Nacogdoches ISD 19,806,950
New Deal ISD 29,501,477
New Waverly ISD 188,177
North Lamar ISD 33,083,930
Northwest ISD 943,112,865
Palestine ISD 12,489,017
Paris ISD 14,224,640
Pearland ISD 20,363,910
Pflugerville ISD $ 245,696,410
Plano ISD 284,664,389
Point Isabel ISD 10,687,841
Red Oak ISD 322,684
Richardson ISD 192,359,073
Robstown ISD 606,666
Rockdale ISD 21,462,310
Rockwall ISD 10,658,736
Royse City ISD 2,606,251
San Angelo ISD 25,752,060
San Antonio ISD 99,982,850
San Benito ISD 55,958,415
San Felipe-Del Rio CISD 43,547,306
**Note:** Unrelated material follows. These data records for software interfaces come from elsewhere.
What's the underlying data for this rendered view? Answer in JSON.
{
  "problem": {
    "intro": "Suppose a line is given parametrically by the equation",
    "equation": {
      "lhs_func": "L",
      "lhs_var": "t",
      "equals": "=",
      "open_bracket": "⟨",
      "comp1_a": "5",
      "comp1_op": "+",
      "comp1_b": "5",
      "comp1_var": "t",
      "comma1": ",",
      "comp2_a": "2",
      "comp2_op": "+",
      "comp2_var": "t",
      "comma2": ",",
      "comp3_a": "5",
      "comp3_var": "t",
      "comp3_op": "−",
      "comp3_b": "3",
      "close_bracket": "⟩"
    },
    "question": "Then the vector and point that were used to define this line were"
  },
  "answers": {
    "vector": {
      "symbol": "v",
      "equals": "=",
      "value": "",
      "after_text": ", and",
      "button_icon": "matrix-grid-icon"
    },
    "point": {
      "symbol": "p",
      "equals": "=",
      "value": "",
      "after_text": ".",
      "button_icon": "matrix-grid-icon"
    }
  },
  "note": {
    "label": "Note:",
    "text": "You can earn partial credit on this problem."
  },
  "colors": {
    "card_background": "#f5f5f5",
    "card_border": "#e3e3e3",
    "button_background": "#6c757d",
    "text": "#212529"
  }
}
Schertz-Cibolo-Universal City ISD 56,027,673
Sharyland ISD 174,708,222
Socorro ISD 466,434,452
Spring ISD 55,737,400
Stafford MSD 164,954,695
Stephenville ISD 46,633,385
Sunnyvale ISD 46,719,349
Terrell ISD 57,672,007
Tolar ISD 100,301
Troup ISD 771,719
Tyler ISD 138,588,404
Veribest ISD 10,505,691
Waco ISD 25,838,660
Waller ISD 10,531,286
Waxahachie ISD 75,287,223
Weatherford ISD 10,995,852
West Orange-Cove CISD 101,481,760
West Oso ISD 8,278,866
Westwood ISD 2,848,503
Whitehouse ISD 43,300,830
Wichita Falls ISD 52,346,217
Wilmer-Hutchins ISD 27,389,291
Winona ISD 10,112,839
Winters ISD 4,183,490
Wylie ISD 20,249,812
Total (131 ISDs) $13,152,409,001
Source: Carole Keeton Strayhorn, Texas Comptroller of Public Accounts, Property Tax Division.